In the meantime, the Ron Paul R3volution has become something else: the Freedom movement. Among the faithful, there has been a recognition that this struggle is not about the cult of one man, but a singular way of describing the pendulum of politics: either towards freedom of the individual or towards slavery to a gang--called the government. Dr. Paul has said many times, "this isn't about me, its' about the message."

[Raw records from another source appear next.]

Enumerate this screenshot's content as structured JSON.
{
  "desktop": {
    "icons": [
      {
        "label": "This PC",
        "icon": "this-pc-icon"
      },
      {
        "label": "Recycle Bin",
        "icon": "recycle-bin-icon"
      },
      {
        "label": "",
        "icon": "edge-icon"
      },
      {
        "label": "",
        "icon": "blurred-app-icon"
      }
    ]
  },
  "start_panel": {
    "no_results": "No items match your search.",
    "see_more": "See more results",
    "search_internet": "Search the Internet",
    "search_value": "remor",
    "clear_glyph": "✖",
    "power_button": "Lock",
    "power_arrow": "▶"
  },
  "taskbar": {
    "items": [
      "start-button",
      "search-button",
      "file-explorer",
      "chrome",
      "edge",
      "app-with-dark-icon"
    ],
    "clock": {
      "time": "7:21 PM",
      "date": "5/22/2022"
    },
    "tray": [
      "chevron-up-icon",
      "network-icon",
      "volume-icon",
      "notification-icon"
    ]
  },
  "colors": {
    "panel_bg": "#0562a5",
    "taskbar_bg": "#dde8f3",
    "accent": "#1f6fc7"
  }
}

A movement does not require any one person to achieve any one office, win any one election. An idea whose time has come, as the other saying goes, is unstoppable. Others will take Dr. Paul’s place in the many elections to come. Still more will continue to spread the word. The movement doesn't tend to lose supporters, even today, and therefore the success of freedom in America is assured. Anyone who has heard this message cannot go back, will not go back. This generation’s revolution has begun, not in one generation, but across many. From the boomers to the MySpace crowd, the message speaks loudly. As each tells another, and that person does the same, the math is inevitable.

Will there finally be a president who stands for freedom? Yes. Who will this leader be? Who cares. We hurtle ourselves toward him (or her), the Congress that needs to surround this president, all the way to a culture that has taken back the world of politics: federal, state and local. It doesn't matter who is president. Be it a Republican, Libertarian, independent or perhaps even a Democrat. We hurtle ourselves toward that person.

Cynicism, the state in which I grew up, is the worst of blinders, never allowing the possibility of joy or achievement. The inevitability of change towards freedom, now that I see it clearly, makes all things possible. That is the future I focus on and create, and it is good to live that way.